De Blasio Takes Inspiration from Newt Gingrich for New 'Contract with America'

Posted: May 06, 2015 1:00 PM
De Blasio Takes Inspiration from Newt Gingrich for New 'Contract with America'

The Contract with America is getting a progressive makeover. In his attempt to address income inequality, liberal mayor Bill de Blasio is unveiling a new progressive plan on Tuesday that takes some surprising inspiration from former Republican Speaker of the House Newt Gingrich.

During the Clinton administration, Speaker Gingrich, along with more than 300 Republicans in the House of Representatives, promised the American people to bring before Congress a balanced budget amendment, real welfare reform, job creation, and a stronger national defense, among other conservative tenets. Probably the last person you’d expect to take cues from Gingrich’s contract is Bill de Blasio. Yet, he is now borrowing the Republican’s idea to push forward progressive policies. Contract with America 2.0, or the Progressive Agenda to Combat Income Inequality, includes 13 points, including a 15 percent minimum wage, universal pre-kindergarten, and “tax fairness,” an increase on the tax on carried interest.

Why is De Blasio seeking such significant national changes? He insists we need a new FDR.

The New Deal was a series of bold, experimental actions to address people's reality, and they could see and touch and feel the response in their lives. Today, there's literally nothing. This is the anti-New Deal.
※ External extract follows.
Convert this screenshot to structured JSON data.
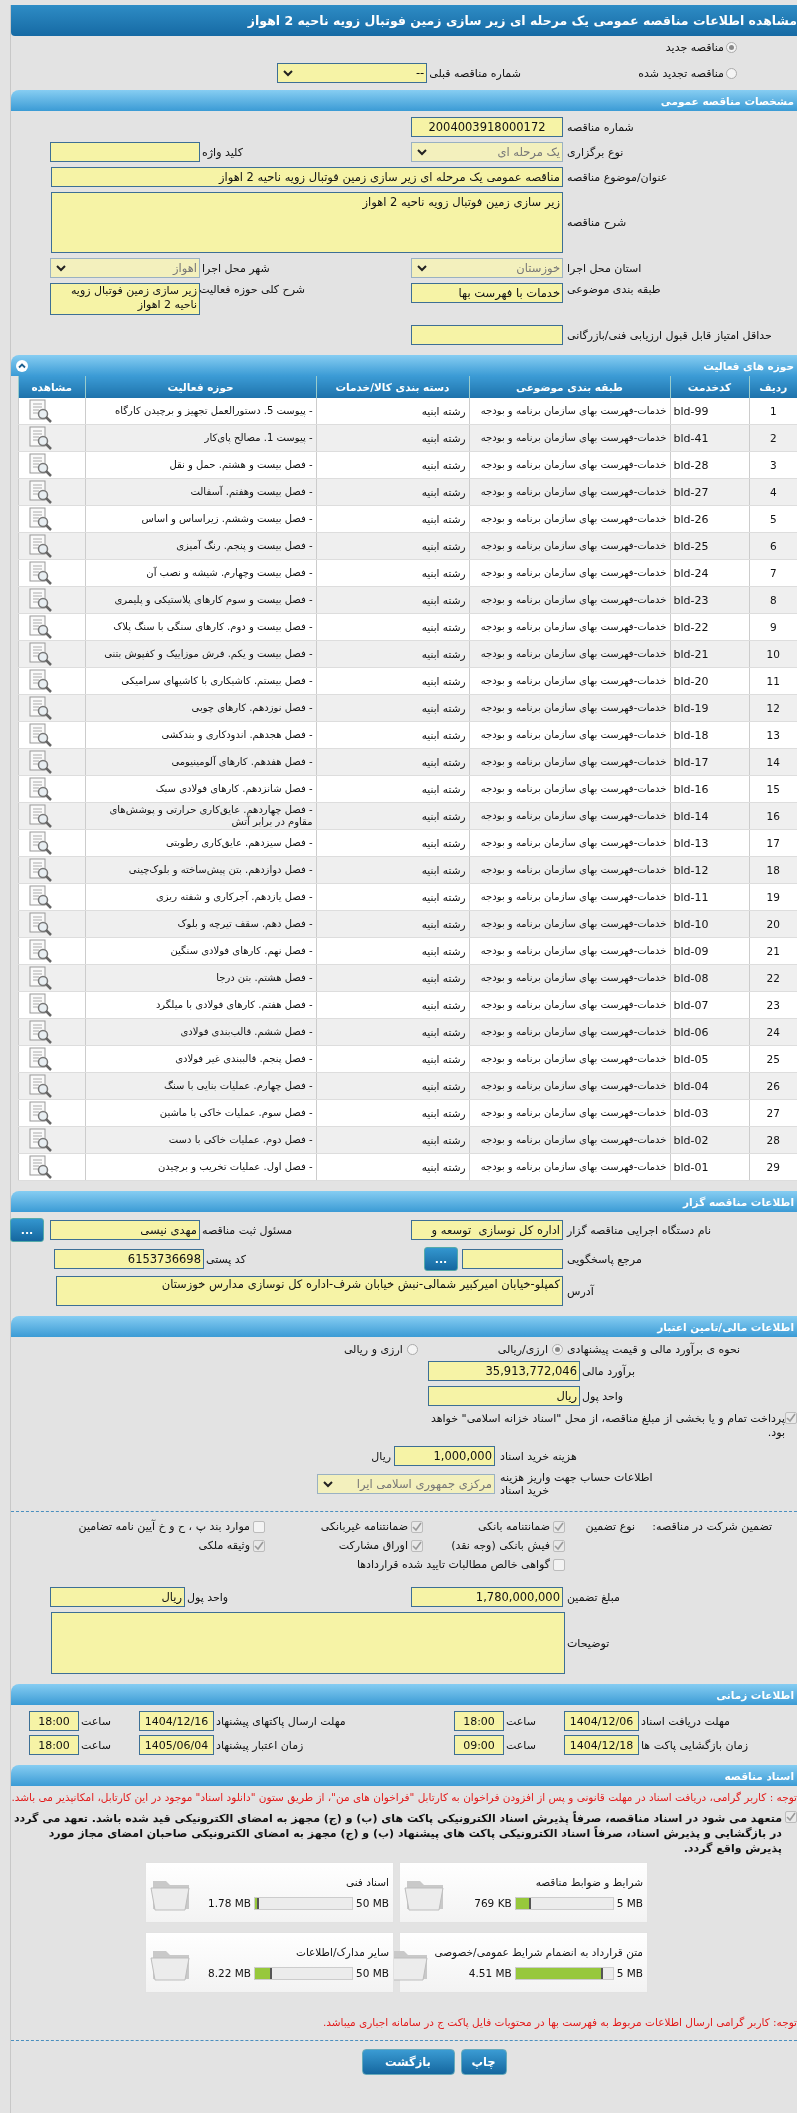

"A serious national debate would start with that. It goes beyond Hillary, it goes beyond the presidential campaign. We're having to restart the discussion and bring it back to the reality of people's lives."
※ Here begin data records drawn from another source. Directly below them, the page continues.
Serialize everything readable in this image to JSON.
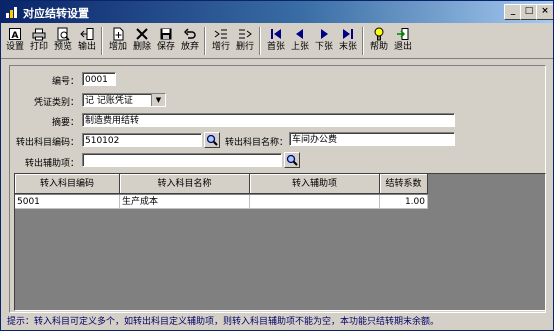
{
  "window": {
    "title": "对应结转设置"
  },
  "toolbar": {
    "buttons": [
      {
        "label": "设置",
        "icon": "settings-icon"
      },
      {
        "label": "打印",
        "icon": "printer-icon"
      },
      {
        "label": "预览",
        "icon": "preview-icon"
      },
      {
        "label": "输出",
        "icon": "export-icon"
      },
      {
        "label": "增加",
        "icon": "add-icon"
      },
      {
        "label": "删除",
        "icon": "delete-icon"
      },
      {
        "label": "保存",
        "icon": "save-icon"
      },
      {
        "label": "放弃",
        "icon": "undo-icon"
      },
      {
        "label": "增行",
        "icon": "add-row-icon"
      },
      {
        "label": "删行",
        "icon": "delete-row-icon"
      },
      {
        "label": "首张",
        "icon": "first-icon"
      },
      {
        "label": "上张",
        "icon": "previous-icon"
      },
      {
        "label": "下张",
        "icon": "next-icon"
      },
      {
        "label": "末张",
        "icon": "last-icon"
      },
      {
        "label": "帮助",
        "icon": "help-icon"
      },
      {
        "label": "退出",
        "icon": "exit-icon"
      }
    ]
  },
  "form": {
    "number_label": "编号：",
    "number_value": "0001",
    "voucher_type_label": "凭证类别：",
    "voucher_type_value": "记    记账凭证",
    "summary_label": "摘要：",
    "summary_value": "制造费用结转",
    "out_account_code_label": "转出科目编码：",
    "out_account_code_value": "510102",
    "out_account_name_label": "转出科目名称：",
    "out_account_name_value": "车间办公费",
    "out_aux_label": "转出辅助项：",
    "out_aux_value": ""
  },
  "grid": {
    "columns": [
      "转入科目编码",
      "转入科目名称",
      "转入辅助项",
      "结转系数"
    ],
    "rows": [
      [
        "5001",
        "生产成本",
        "",
        "1.00"
      ]
    ]
  },
  "status": {
    "text": "提示：转入科目可定义多个，如转出科目定义辅助项，则转入科目辅助项不能为空，本功能只结转期末余额。"
  }
}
De Blasio’s new plan is just another indication that this mayor is more radical than your average liberal. Among many of his progressive policies, De Blasio has scaled back New York’s effective stop-and-frisk policy, launched a program that allowed undocumented New Yorkers to easily open bank accounts and rent apartments, and has even tried to ban those historic horse drawn carriages that have made New Yorkers smile for over 150 years.
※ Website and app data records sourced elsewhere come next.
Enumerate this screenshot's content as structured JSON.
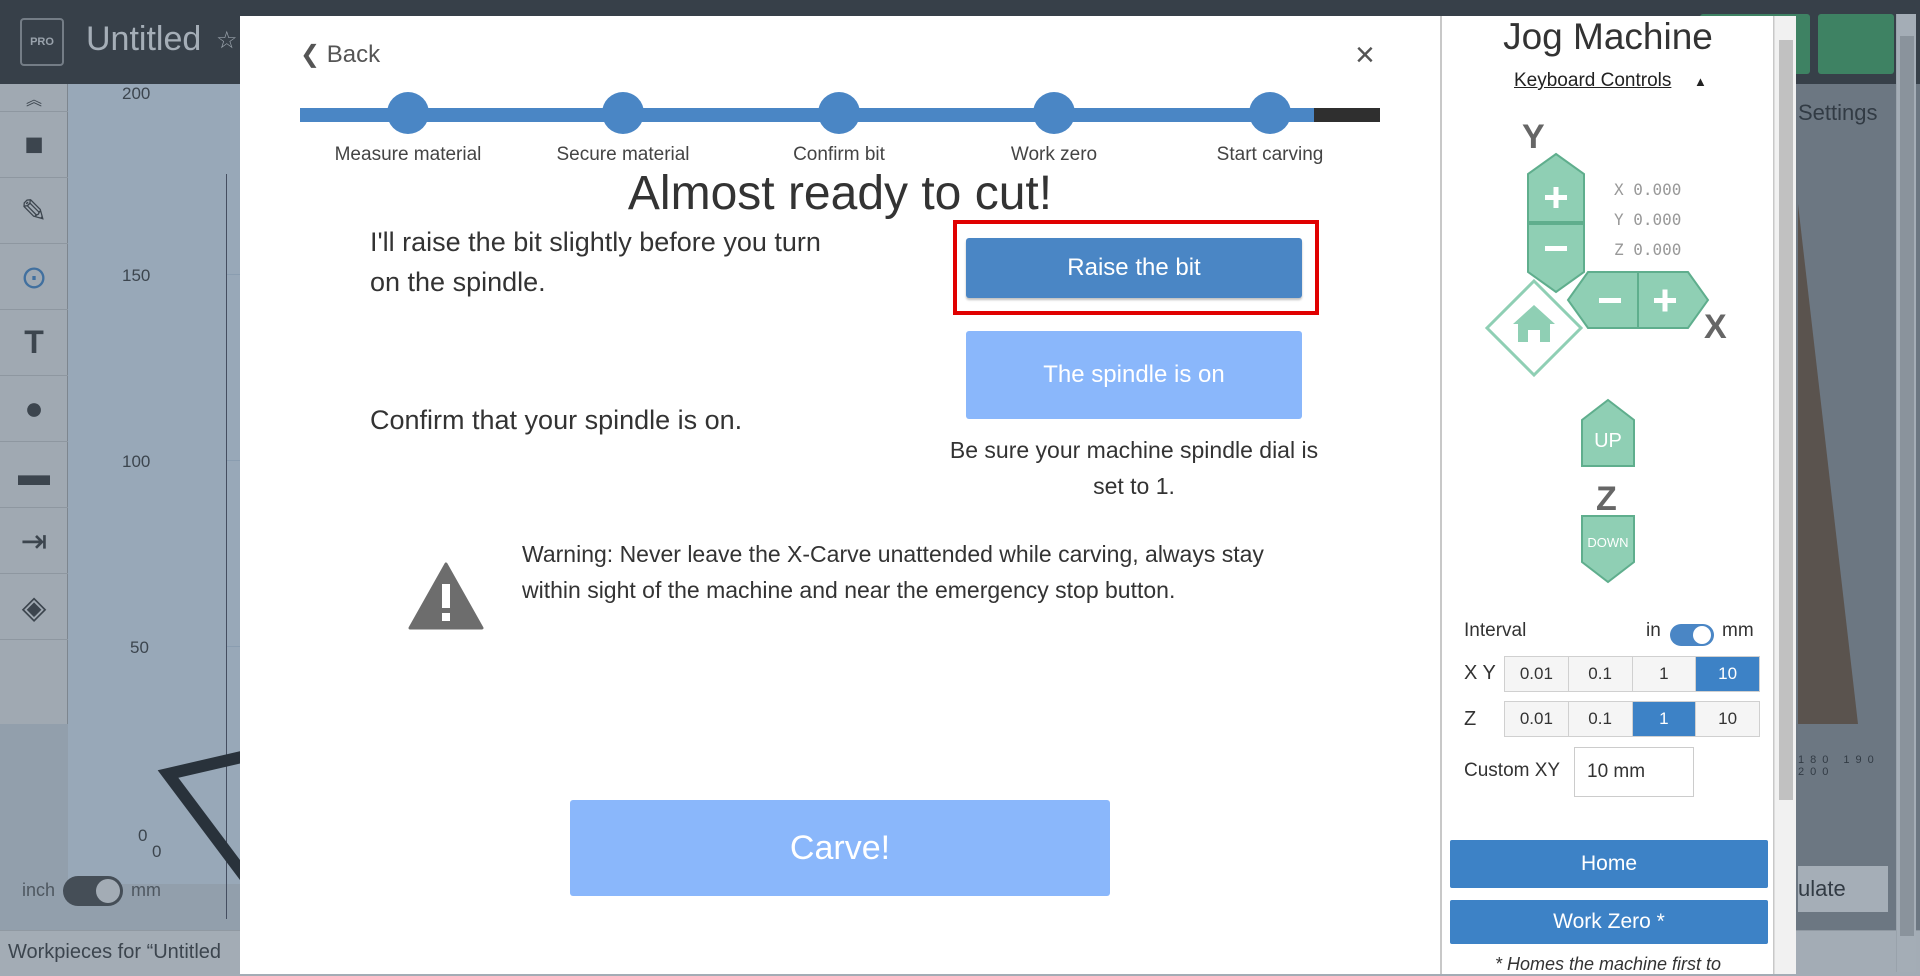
{
  "background": {
    "app_title": "Untitled",
    "logo_text": "PRO",
    "settings_label": "Settings",
    "ruler_labels": [
      "200",
      "150",
      "100",
      "50",
      "0",
      "0"
    ],
    "axis_ticks": "180 190 200",
    "unit_left": "inch",
    "unit_right": "mm",
    "workpieces_label": "Workpieces for “Untitled",
    "calc_label": "ulate"
  },
  "modal": {
    "back_label": "Back",
    "close_glyph": "×",
    "steps": [
      {
        "label": "Measure material"
      },
      {
        "label": "Secure material"
      },
      {
        "label": "Confirm bit"
      },
      {
        "label": "Work zero"
      },
      {
        "label": "Start carving"
      }
    ],
    "heading": "Almost ready to cut!",
    "raise_instruction": "I'll raise the bit slightly before you turn on the spindle.",
    "raise_button": "Raise the bit",
    "spindle_instruction": "Confirm that your spindle is on.",
    "spindle_button": "The spindle is on",
    "spindle_note": "Be sure your machine spindle dial is set to 1.",
    "warning_text": "Warning: Never leave the X-Carve unattended while carving, always stay within sight of the machine and near the emergency stop button.",
    "carve_button": "Carve!",
    "colors": {
      "primary": "#4a86c5",
      "disabled": "#8ab7fb",
      "highlight": "#e00000"
    }
  },
  "jog": {
    "title": "Jog Machine",
    "keyboard_controls": "Keyboard Controls",
    "axis_y": "Y",
    "axis_x": "X",
    "axis_z": "Z",
    "coord_x": "X 0.000",
    "coord_y": "Y 0.000",
    "coord_z": "Z 0.000",
    "up_label": "UP",
    "down_label": "DOWN",
    "interval_label": "Interval",
    "unit_in": "in",
    "unit_mm": "mm",
    "xy_label": "X Y",
    "z_label": "Z",
    "xy_options": [
      "0.01",
      "0.1",
      "1",
      "10"
    ],
    "xy_selected": "10",
    "z_options": [
      "0.01",
      "0.1",
      "1",
      "10"
    ],
    "z_selected": "1",
    "custom_xy_label": "Custom XY",
    "custom_xy_value": "10 mm",
    "home_button": "Home",
    "work_zero_button": "Work Zero *",
    "home_note": "* Homes the machine first to",
    "colors": {
      "button": "#8fcfb4",
      "button_border": "#5fae8d",
      "accent": "#3d82c6"
    }
  }
}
The mayor’s full plan will be revealed next week in front of the U.S. Capitol. Let's hope it doesn't "progress" far.